### Requirement
Output all of the records exactly as written.

* * *

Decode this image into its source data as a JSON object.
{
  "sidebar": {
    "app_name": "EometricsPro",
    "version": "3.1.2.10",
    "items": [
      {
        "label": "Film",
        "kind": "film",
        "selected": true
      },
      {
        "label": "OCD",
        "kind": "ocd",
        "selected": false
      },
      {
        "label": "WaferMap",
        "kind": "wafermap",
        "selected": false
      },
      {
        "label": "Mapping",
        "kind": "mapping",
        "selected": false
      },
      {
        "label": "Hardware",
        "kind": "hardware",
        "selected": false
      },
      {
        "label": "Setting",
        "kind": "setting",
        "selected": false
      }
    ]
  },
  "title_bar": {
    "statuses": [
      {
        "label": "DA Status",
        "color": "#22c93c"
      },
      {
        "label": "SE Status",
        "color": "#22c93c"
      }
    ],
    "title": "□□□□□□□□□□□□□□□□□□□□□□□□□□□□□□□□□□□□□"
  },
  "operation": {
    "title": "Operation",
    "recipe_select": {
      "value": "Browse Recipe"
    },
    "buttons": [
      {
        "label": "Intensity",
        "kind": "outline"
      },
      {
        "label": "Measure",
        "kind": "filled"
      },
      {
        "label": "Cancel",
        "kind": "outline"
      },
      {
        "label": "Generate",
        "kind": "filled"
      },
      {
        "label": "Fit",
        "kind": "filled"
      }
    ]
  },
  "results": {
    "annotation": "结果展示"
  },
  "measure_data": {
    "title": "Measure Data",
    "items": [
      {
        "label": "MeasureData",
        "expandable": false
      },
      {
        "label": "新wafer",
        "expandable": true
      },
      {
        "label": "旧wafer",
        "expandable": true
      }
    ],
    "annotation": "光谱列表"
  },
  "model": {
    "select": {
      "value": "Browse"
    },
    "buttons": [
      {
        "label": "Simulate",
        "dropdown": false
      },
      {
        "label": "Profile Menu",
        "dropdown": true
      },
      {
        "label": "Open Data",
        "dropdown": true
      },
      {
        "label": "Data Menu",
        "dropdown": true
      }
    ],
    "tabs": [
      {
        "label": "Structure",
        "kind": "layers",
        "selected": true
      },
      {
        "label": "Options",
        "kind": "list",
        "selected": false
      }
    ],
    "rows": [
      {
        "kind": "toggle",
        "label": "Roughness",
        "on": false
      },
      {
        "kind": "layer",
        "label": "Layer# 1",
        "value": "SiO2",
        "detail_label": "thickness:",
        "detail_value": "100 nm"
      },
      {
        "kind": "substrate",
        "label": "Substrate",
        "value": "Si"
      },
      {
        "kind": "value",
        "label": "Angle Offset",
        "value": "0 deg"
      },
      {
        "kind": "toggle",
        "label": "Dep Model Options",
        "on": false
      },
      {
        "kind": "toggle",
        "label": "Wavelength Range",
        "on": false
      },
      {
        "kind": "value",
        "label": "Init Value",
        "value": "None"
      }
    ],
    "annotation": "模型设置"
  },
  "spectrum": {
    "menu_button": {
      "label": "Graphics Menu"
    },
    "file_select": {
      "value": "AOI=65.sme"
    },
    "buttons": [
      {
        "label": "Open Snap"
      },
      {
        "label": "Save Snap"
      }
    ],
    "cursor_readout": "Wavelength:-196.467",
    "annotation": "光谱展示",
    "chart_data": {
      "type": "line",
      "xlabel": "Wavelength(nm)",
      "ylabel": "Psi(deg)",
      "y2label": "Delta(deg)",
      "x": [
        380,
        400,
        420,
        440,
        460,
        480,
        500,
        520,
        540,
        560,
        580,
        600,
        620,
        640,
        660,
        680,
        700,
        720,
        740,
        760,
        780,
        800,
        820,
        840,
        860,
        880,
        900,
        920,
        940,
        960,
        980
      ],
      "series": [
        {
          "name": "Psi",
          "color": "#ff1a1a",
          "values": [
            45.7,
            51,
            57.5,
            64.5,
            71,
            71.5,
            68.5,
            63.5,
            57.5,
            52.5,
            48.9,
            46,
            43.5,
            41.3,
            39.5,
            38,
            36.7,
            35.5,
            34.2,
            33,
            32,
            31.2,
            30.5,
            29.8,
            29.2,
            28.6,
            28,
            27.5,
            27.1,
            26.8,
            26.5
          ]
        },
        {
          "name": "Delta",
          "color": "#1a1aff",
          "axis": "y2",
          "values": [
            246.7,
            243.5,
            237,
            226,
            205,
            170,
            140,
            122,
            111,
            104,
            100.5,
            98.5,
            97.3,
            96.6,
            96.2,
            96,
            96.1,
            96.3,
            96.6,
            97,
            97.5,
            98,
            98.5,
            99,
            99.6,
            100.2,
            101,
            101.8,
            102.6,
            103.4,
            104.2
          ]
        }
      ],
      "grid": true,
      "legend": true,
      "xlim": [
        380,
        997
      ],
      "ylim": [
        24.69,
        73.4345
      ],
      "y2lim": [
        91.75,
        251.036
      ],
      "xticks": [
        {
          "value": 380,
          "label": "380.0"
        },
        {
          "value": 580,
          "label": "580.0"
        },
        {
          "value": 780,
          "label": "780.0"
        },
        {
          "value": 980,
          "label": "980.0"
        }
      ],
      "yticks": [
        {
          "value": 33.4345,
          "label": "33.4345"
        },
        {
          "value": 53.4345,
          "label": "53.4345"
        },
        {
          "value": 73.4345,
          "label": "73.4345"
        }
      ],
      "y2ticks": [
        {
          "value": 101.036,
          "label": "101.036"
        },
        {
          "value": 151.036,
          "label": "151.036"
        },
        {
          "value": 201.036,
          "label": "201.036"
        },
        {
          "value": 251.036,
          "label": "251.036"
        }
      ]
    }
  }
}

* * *

### Exercise result
Decode this image into its source data as a JSON object.
{
  "sidebar": {
    "app_name": "EometricsPro",
    "version": "3.1.2.10",
    "items": [
      {
        "label": "Film",
        "kind": "film",
        "selected": true
      },
      {
        "label": "OCD",
        "kind": "ocd",
        "selected": false
      },
      {
        "label": "WaferMap",
        "kind": "wafermap",
        "selected": false
      },
      {
        "label": "Mapping",
        "kind": "mapping",
        "selected": false
      },
      {
        "label": "Hardware",
        "kind": "hardware",
        "selected": false
      },
      {
        "label": "Setting",
        "kind": "setting",
        "selected": false
      }
    ]
  },
  "title_bar": {
    "statuses": [
      {
        "label": "DA Status",
        "color": "#22c93c"
      },
      {
        "label": "SE Status",
        "color": "#22c93c"
      }
    ],
    "title": "□□□□□□□□□□□□□□□□□□□□□□□□□□□□□□□□□□□□□"
  },
  "operation": {
    "title": "Operation",
    "recipe_select": {
      "value": "Browse Recipe"
    },
    "buttons": [
      {
        "label": "Intensity",
        "kind": "outline"
      },
      {
        "label": "Measure",
        "kind": "filled"
      },
      {
        "label": "Cancel",
        "kind": "outline"
      },
      {
        "label": "Generate",
        "kind": "filled"
      },
      {
        "label": "Fit",
        "kind": "filled"
      }
    ]
  },
  "results": {
    "annotation": "结果展示"
  },
  "measure_data": {
    "title": "Measure Data",
    "items": [
      {
        "label": "MeasureData",
        "expandable": false
      },
      {
        "label": "新wafer",
        "expandable": true
      },
      {
        "label": "旧wafer",
        "expandable": true
      }
    ],
    "annotation": "光谱列表"
  },
  "model": {
    "select": {
      "value": "Browse"
    },
    "buttons": [
      {
        "label": "Simulate",
        "dropdown": false
      },
      {
        "label": "Profile Menu",
        "dropdown": true
      },
      {
        "label": "Open Data",
        "dropdown": true
      },
      {
        "label": "Data Menu",
        "dropdown": true
      }
    ],
    "tabs": [
      {
        "label": "Structure",
        "kind": "layers",
        "selected": true
      },
      {
        "label": "Options",
        "kind": "list",
        "selected": false
      }
    ],
    "rows": [
      {
        "kind": "toggle",
        "label": "Roughness",
        "on": false
      },
      {
        "kind": "layer",
        "label": "Layer# 1",
        "value": "SiO2",
        "detail_label": "thickness:",
        "detail_value": "100 nm"
      },
      {
        "kind": "substrate",
        "label": "Substrate",
        "value": "Si"
      },
      {
        "kind": "value",
        "label": "Angle Offset",
        "value": "0 deg"
      },
      {
        "kind": "toggle",
        "label": "Dep Model Options",
        "on": false
      },
      {
        "kind": "toggle",
        "label": "Wavelength Range",
        "on": false
      },
      {
        "kind": "value",
        "label": "Init Value",
        "value": "None"
      }
    ],
    "annotation": "模型设置"
  },
  "spectrum": {
    "menu_button": {
      "label": "Graphics Menu"
    },
    "file_select": {
      "value": "AOI=65.sme"
    },
    "buttons": [
      {
        "label": "Open Snap"
      },
      {
        "label": "Save Snap"
      }
    ],
    "cursor_readout": "Wavelength:-196.467",
    "annotation": "光谱展示",
    "chart_data": {
      "type": "line",
      "xlabel": "Wavelength(nm)",
      "ylabel": "Psi(deg)",
      "y2label": "Delta(deg)",
      "x": [
        380,
        400,
        420,
        440,
        460,
        480,
        500,
        520,
        540,
        560,
        580,
        600,
        620,
        640,
        660,
        680,
        700,
        720,
        740,
        760,
        780,
        800,
        820,
        840,
        860,
        880,
        900,
        920,
        940,
        960,
        980
      ],
      "series": [
        {
          "name": "Psi",
          "color": "#ff1a1a",
          "values": [
            45.7,
            51,
            57.5,
            64.5,
            71,
            71.5,
            68.5,
            63.5,
            57.5,
            52.5,
            48.9,
            46,
            43.5,
            41.3,
            39.5,
            38,
            36.7,
            35.5,
            34.2,
            33,
            32,
            31.2,
            30.5,
            29.8,
            29.2,
            28.6,
            28,
            27.5,
            27.1,
            26.8,
            26.5
          ]
        },
        {
          "name": "Delta",
          "color": "#1a1aff",
          "axis": "y2",
          "values": [
            246.7,
            243.5,
            237,
            226,
            205,
            170,
            140,
            122,
            111,
            104,
            100.5,
            98.5,
            97.3,
            96.6,
            96.2,
            96,
            96.1,
            96.3,
            96.6,
            97,
            97.5,
            98,
            98.5,
            99,
            99.6,
            100.2,
            101,
            101.8,
            102.6,
            103.4,
            104.2
          ]
        }
      ],
      "grid": true,
      "legend": true,
      "xlim": [
        380,
        997
      ],
      "ylim": [
        24.69,
        73.4345
      ],
      "y2lim": [
        91.75,
        251.036
      ],
      "xticks": [
        {
          "value": 380,
          "label": "380.0"
        },
        {
          "value": 580,
          "label": "580.0"
        },
        {
          "value": 780,
          "label": "780.0"
        },
        {
          "value": 980,
          "label": "980.0"
        }
      ],
      "yticks": [
        {
          "value": 33.4345,
          "label": "33.4345"
        },
        {
          "value": 53.4345,
          "label": "53.4345"
        },
        {
          "value": 73.4345,
          "label": "73.4345"
        }
      ],
      "y2ticks": [
        {
          "value": 101.036,
          "label": "101.036"
        },
        {
          "value": 151.036,
          "label": "151.036"
        },
        {
          "value": 201.036,
          "label": "201.036"
        },
        {
          "value": 251.036,
          "label": "251.036"
        }
      ]
    }
  }
}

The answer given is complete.